1504.8 Reflectance. Roof coverings on roofs or setbacks with slope equal to or less than [three] two units vertical in 12 units horizontal ( 17 percent) shall [be white in color or EnergyStar rated as highly reflective for at least 75 percent of the area of the roof or setback surface.] have:
1. a minimum initial solar reflectance of 0.7 in accordance with ASTM C1549 or ASTM E 1918, and a minimum thermal emittance of 0.75 as determined in accordance with ASTM C1371 or ASTM E 408; or
2. a minimum SRI of 78 as determined in accordance with ASTM E 1980.
1. Terraces on setbacks comprising less than 25 percent of the area of the largest floor plate in the building.
2. [Green roofs] Any portion of a roof covered by a green roof system, including such a system with agricultural plantings, in compliance with Section 1507.16 [shall be permitted to comprise part or all of the 75 percent required area coverage].
3. [Roofs] Any portion of a roof used as outdoor recreation space by the occupants of the building [shall be permitted to be either] that is landscaped, covered by wood decking or covered with a walking surface or other protective surface, provided that such walking surface or protective surface has [with an albedo of 30 percent or greater] a minimum initial solar reflectance of 0.3 as determined in accordance with ASTM C1549 or ASTM E1918.
4. Ballasted roofs, provided that the ballast has a minimum initial solar reflectance of 0.2 as determined in accordance with ASTM C1549 or ASTM E1918.
5. Any portion of a roof that is under mechanical equipment, flush mounted solar panels lying directly on the roof surface, duckboarding, decking, platform, roof tank, cooling tower or any other rooftop structure or equipment exempted by rule by the commissioner.
6. Any roof or portion of a roof composed of glass, metal, clay or concrete tile or plastic/rubber intended to simulate clay or concrete tile, wood, or slate.
7. Any portion of a roof used by a school or daycare center as a playground for children.
8. Any roof, if the amount of rooftop space not subject to exceptions 1 through 7 is in the aggregate less than 100 square feet.
§4. Section BC 1510.1 of the New York city building code, as added by local law number 33 for the year 2007, is amended to read as follows:
1510.1 General.

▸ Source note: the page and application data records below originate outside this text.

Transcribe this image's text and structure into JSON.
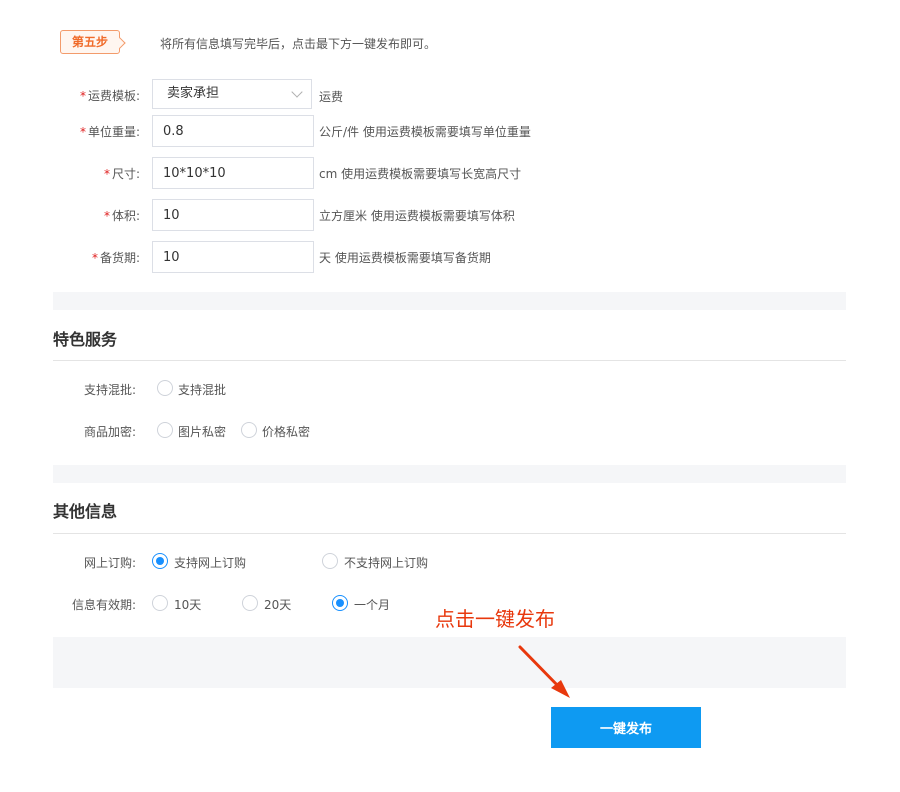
{
  "step": {
    "badge": "第五步",
    "instruction": "将所有信息填写完毕后，点击最下方一键发布即可。"
  },
  "shipping": {
    "template": {
      "label": "运费模板:",
      "value": "卖家承担",
      "hint": "运费"
    },
    "unit_weight": {
      "label": "单位重量:",
      "value": "0.8",
      "hint": "公斤/件 使用运费模板需要填写单位重量"
    },
    "size": {
      "label": "尺寸:",
      "value": "10*10*10",
      "hint": "cm 使用运费模板需要填写长宽高尺寸"
    },
    "volume": {
      "label": "体积:",
      "value": "10",
      "hint": "立方厘米 使用运费模板需要填写体积"
    },
    "stock_period": {
      "label": "备货期:",
      "value": "10",
      "hint": "天 使用运费模板需要填写备货期"
    },
    "required_mark": "*"
  },
  "special_services": {
    "title": "特色服务",
    "mixed_batch": {
      "label": "支持混批:",
      "option": "支持混批",
      "checked": false
    },
    "encryption": {
      "label": "商品加密:",
      "options": [
        {
          "text": "图片私密",
          "checked": false
        },
        {
          "text": "价格私密",
          "checked": false
        }
      ]
    }
  },
  "other_info": {
    "title": "其他信息",
    "online_order": {
      "label": "网上订购:",
      "options": [
        {
          "text": "支持网上订购",
          "checked": true
        },
        {
          "text": "不支持网上订购",
          "checked": false
        }
      ]
    },
    "validity": {
      "label": "信息有效期:",
      "options": [
        {
          "text": "10天",
          "checked": false
        },
        {
          "text": "20天",
          "checked": false
        },
        {
          "text": "一个月",
          "checked": true
        }
      ]
    }
  },
  "annotation": {
    "text": "点击一键发布",
    "color": "#e8380d"
  },
  "publish_button": {
    "label": "一键发布",
    "color": "#0e9af2"
  },
  "colors": {
    "accent": "#1890ff",
    "badge": "#f06b2a",
    "required": "#e02020"
  }
}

Materials and methods of application used for recovering or replacing an
existing roof covering shall comply with the requirements of Chapter 15.

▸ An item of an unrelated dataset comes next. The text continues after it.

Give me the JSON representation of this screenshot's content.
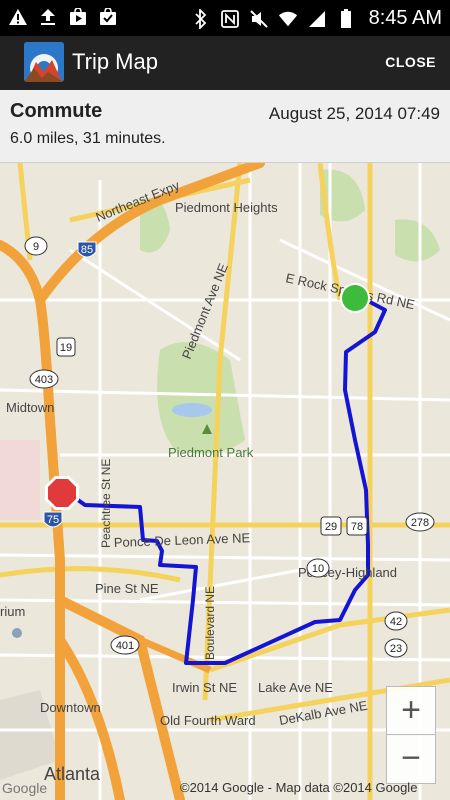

Exception: Section 1504.8 shall not apply if the area to be recovered or replaced is less than 50 percent of the roof area and less than 500 square feet.
§5. The list of referenced standards of ASTM (ASTM International) as set forth in chapter 35 of the New York city building code is amended by adding, in appropriate numerical order, new standards ASTM C1371 – 04a(2010)e1, ASTM C1549 – 09, ASTM E408 – 71(2008), ASTM E1918 – 06, and ASTM E1980 – 11 to read as follows:

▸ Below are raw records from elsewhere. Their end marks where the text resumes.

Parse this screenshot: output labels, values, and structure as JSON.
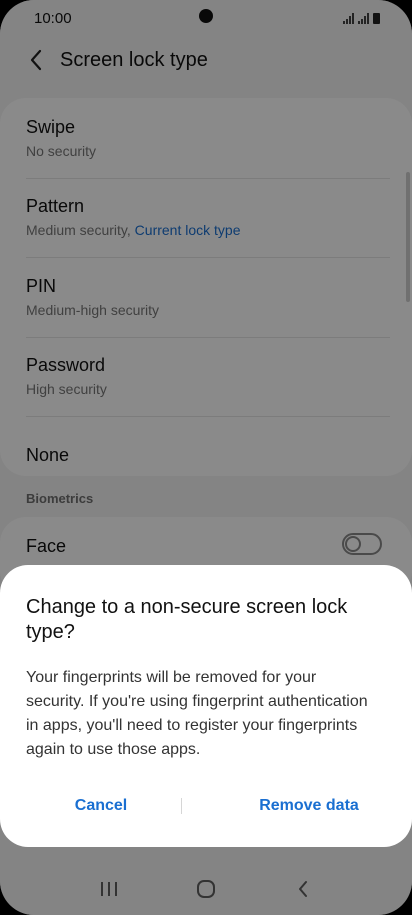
{
  "status_bar": {
    "time": "10:00"
  },
  "app_bar": {
    "title": "Screen lock type"
  },
  "lock_types": [
    {
      "title": "Swipe",
      "subtitle": "No security"
    },
    {
      "title": "Pattern",
      "subtitle": "Medium security,",
      "current_label": "Current lock type"
    },
    {
      "title": "PIN",
      "subtitle": "Medium-high security"
    },
    {
      "title": "Password",
      "subtitle": "High security"
    },
    {
      "title": "None"
    }
  ],
  "biometrics": {
    "section_label": "Biometrics",
    "items": [
      {
        "title": "Face",
        "enabled": false
      }
    ]
  },
  "dialog": {
    "title": "Change to a non-secure screen lock type?",
    "body": "Your fingerprints will be removed for your security. If you're using fingerprint authentication in apps, you'll need to register your fingerprints again to use those apps.",
    "cancel_label": "Cancel",
    "confirm_label": "Remove data"
  },
  "colors": {
    "accent": "#1a6fd1",
    "scrim": "rgba(0,0,0,0.46)"
  },
  "icons": {
    "back": "chevron-left-icon",
    "recents": "recents-icon",
    "home": "home-icon",
    "nav_back": "nav-back-icon"
  }
}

ASTM International 100 Barr Harbor Drive West Conshohocken, PA 19428-2959
Standard reference number
C 1371 – 04a(2010)e1 C 1549 – 09 E 408 – 71(2008) E 1918 – 06 E1980 – 11 Standard Test Method for Determination of Emittance of Materials Near Room Temperature Using Portable Emissometers Standard Test Method for Determination of Solar Reflectance Near Ambient Temperature Using a Portable Solar Reflectometer Standard Test Methods for Total Normal Emittance of Surfaces Using Inspection-Meter Techniques Standard Test Method for Measuring Solar Reflectance of Horizontal and Low-Sloped Surfaces in the Field Standard Practice for Calculating Solar Reflectance Index of Horizontal and Low-Sloped Opaque Surfaces
§6. This local law shall take effect on January 1, 2012.
3/29/2011 5:45 pm